> Directions for this task: What must be handed in is the entire listing, exactly as written, with no pictures.
Supplied material: Begin
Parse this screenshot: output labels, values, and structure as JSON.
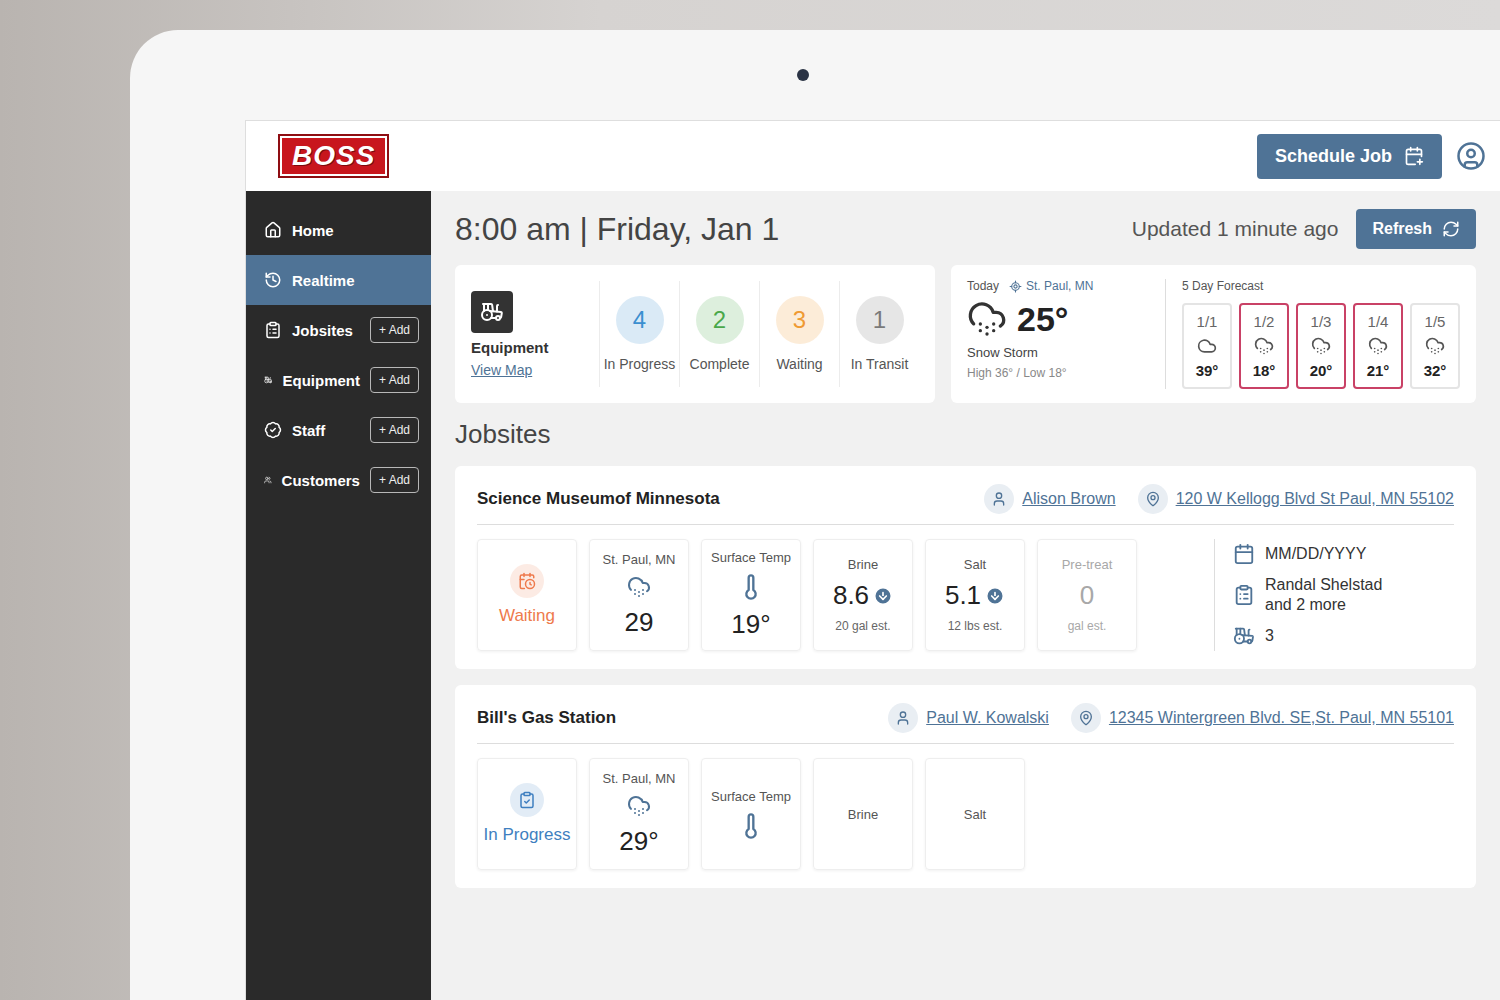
{
  "logo": "BOSS",
  "header": {
    "schedule_button": "Schedule Job"
  },
  "sidebar": {
    "items": [
      {
        "label": "Home",
        "selected": false,
        "icon": "home"
      },
      {
        "label": "Realtime",
        "selected": true,
        "icon": "realtime"
      },
      {
        "label": "Jobsites",
        "selected": false,
        "icon": "jobsites",
        "add": "+ Add"
      },
      {
        "label": "Equipment",
        "selected": false,
        "icon": "equipment",
        "add": "+ Add"
      },
      {
        "label": "Staff",
        "selected": false,
        "icon": "staff",
        "add": "+ Add"
      },
      {
        "label": "Customers",
        "selected": false,
        "icon": "customers",
        "add": "+ Add"
      }
    ]
  },
  "datetime": "8:00 am | Friday, Jan 1",
  "updated": "Updated 1 minute ago",
  "refresh_button": "Refresh",
  "equipment": {
    "label": "Equipment",
    "link": "View Map"
  },
  "stats": [
    {
      "count": "4",
      "label": "In Progress",
      "color": "#3b8fd0"
    },
    {
      "count": "2",
      "label": "Complete",
      "color": "#4aa84a"
    },
    {
      "count": "3",
      "label": "Waiting",
      "color": "#ef9a32"
    },
    {
      "count": "1",
      "label": "In Transit",
      "color": "#7a7a7a"
    }
  ],
  "weather": {
    "today": "Today",
    "location": "St. Paul, MN",
    "temp": "25°",
    "condition": "Snow Storm",
    "high_low": "High 36° / Low 18°",
    "forecast_title": "5 Day Forecast",
    "days": [
      {
        "date": "1/1",
        "temp": "39°",
        "alert": false,
        "kind": "cloud"
      },
      {
        "date": "1/2",
        "temp": "18°",
        "alert": true,
        "kind": "snow"
      },
      {
        "date": "1/3",
        "temp": "20°",
        "alert": true,
        "kind": "snow"
      },
      {
        "date": "1/4",
        "temp": "21°",
        "alert": true,
        "kind": "snow"
      },
      {
        "date": "1/5",
        "temp": "32°",
        "alert": false,
        "kind": "snow"
      }
    ]
  },
  "jobsites_title": "Jobsites",
  "jobsites": [
    {
      "name": "Science Museumof Minnesota",
      "contact": "Alison Brown",
      "address": "120 W Kellogg Blvd St Paul, MN 55102",
      "status": {
        "label": "Waiting",
        "color": "#ee7a4c",
        "kind": "waiting"
      },
      "metrics": [
        {
          "kind": "weather",
          "label": "St. Paul, MN",
          "value": "29"
        },
        {
          "kind": "temp",
          "label": "Surface Temp",
          "value": "19°"
        },
        {
          "kind": "amount",
          "label": "Brine",
          "value": "8.6",
          "note": "20 gal est.",
          "decreasing": true,
          "disabled": false
        },
        {
          "kind": "amount",
          "label": "Salt",
          "value": "5.1",
          "note": "12 lbs est.",
          "decreasing": true,
          "disabled": false
        },
        {
          "kind": "amount",
          "label": "Pre-treat",
          "value": "0",
          "note": "gal est.",
          "decreasing": false,
          "disabled": true
        }
      ],
      "details": {
        "date": "MM/DD/YYYY",
        "staff": "Randal Shelstad",
        "staff_more": "and 2 more",
        "equipment_count": "3"
      }
    },
    {
      "name": "Bill's Gas Station",
      "contact": "Paul W. Kowalski",
      "address": "12345 Wintergreen Blvd. SE,St. Paul, MN 55101",
      "status": {
        "label": "In Progress",
        "color": "#3f7fc0",
        "kind": "progress"
      },
      "metrics": [
        {
          "kind": "weather",
          "label": "St. Paul, MN",
          "value": "29°"
        },
        {
          "kind": "temp",
          "label": "Surface Temp"
        },
        {
          "kind": "amount",
          "label": "Brine",
          "disabled": false
        },
        {
          "kind": "amount",
          "label": "Salt",
          "disabled": false
        }
      ]
    }
  ]
}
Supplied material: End
> Your solution:
Parse this screenshot: output labels, values, and structure as JSON.
{
  "logo": "BOSS",
  "header": {
    "schedule_button": "Schedule Job"
  },
  "sidebar": {
    "items": [
      {
        "label": "Home",
        "selected": false,
        "icon": "home"
      },
      {
        "label": "Realtime",
        "selected": true,
        "icon": "realtime"
      },
      {
        "label": "Jobsites",
        "selected": false,
        "icon": "jobsites",
        "add": "+ Add"
      },
      {
        "label": "Equipment",
        "selected": false,
        "icon": "equipment",
        "add": "+ Add"
      },
      {
        "label": "Staff",
        "selected": false,
        "icon": "staff",
        "add": "+ Add"
      },
      {
        "label": "Customers",
        "selected": false,
        "icon": "customers",
        "add": "+ Add"
      }
    ]
  },
  "datetime": "8:00 am | Friday, Jan 1",
  "updated": "Updated 1 minute ago",
  "refresh_button": "Refresh",
  "equipment": {
    "label": "Equipment",
    "link": "View Map"
  },
  "stats": [
    {
      "count": "4",
      "label": "In Progress",
      "color": "#3b8fd0"
    },
    {
      "count": "2",
      "label": "Complete",
      "color": "#4aa84a"
    },
    {
      "count": "3",
      "label": "Waiting",
      "color": "#ef9a32"
    },
    {
      "count": "1",
      "label": "In Transit",
      "color": "#7a7a7a"
    }
  ],
  "weather": {
    "today": "Today",
    "location": "St. Paul, MN",
    "temp": "25°",
    "condition": "Snow Storm",
    "high_low": "High 36° / Low 18°",
    "forecast_title": "5 Day Forecast",
    "days": [
      {
        "date": "1/1",
        "temp": "39°",
        "alert": false,
        "kind": "cloud"
      },
      {
        "date": "1/2",
        "temp": "18°",
        "alert": true,
        "kind": "snow"
      },
      {
        "date": "1/3",
        "temp": "20°",
        "alert": true,
        "kind": "snow"
      },
      {
        "date": "1/4",
        "temp": "21°",
        "alert": true,
        "kind": "snow"
      },
      {
        "date": "1/5",
        "temp": "32°",
        "alert": false,
        "kind": "snow"
      }
    ]
  },
  "jobsites_title": "Jobsites",
  "jobsites": [
    {
      "name": "Science Museumof Minnesota",
      "contact": "Alison Brown",
      "address": "120 W Kellogg Blvd St Paul, MN 55102",
      "status": {
        "label": "Waiting",
        "color": "#ee7a4c",
        "kind": "waiting"
      },
      "metrics": [
        {
          "kind": "weather",
          "label": "St. Paul, MN",
          "value": "29"
        },
        {
          "kind": "temp",
          "label": "Surface Temp",
          "value": "19°"
        },
        {
          "kind": "amount",
          "label": "Brine",
          "value": "8.6",
          "note": "20 gal est.",
          "decreasing": true,
          "disabled": false
        },
        {
          "kind": "amount",
          "label": "Salt",
          "value": "5.1",
          "note": "12 lbs est.",
          "decreasing": true,
          "disabled": false
        },
        {
          "kind": "amount",
          "label": "Pre-treat",
          "value": "0",
          "note": "gal est.",
          "decreasing": false,
          "disabled": true
        }
      ],
      "details": {
        "date": "MM/DD/YYYY",
        "staff": "Randal Shelstad",
        "staff_more": "and 2 more",
        "equipment_count": "3"
      }
    },
    {
      "name": "Bill's Gas Station",
      "contact": "Paul W. Kowalski",
      "address": "12345 Wintergreen Blvd. SE,St. Paul, MN 55101",
      "status": {
        "label": "In Progress",
        "color": "#3f7fc0",
        "kind": "progress"
      },
      "metrics": [
        {
          "kind": "weather",
          "label": "St. Paul, MN",
          "value": "29°"
        },
        {
          "kind": "temp",
          "label": "Surface Temp"
        },
        {
          "kind": "amount",
          "label": "Brine",
          "disabled": false
        },
        {
          "kind": "amount",
          "label": "Salt",
          "disabled": false
        }
      ]
    }
  ]
}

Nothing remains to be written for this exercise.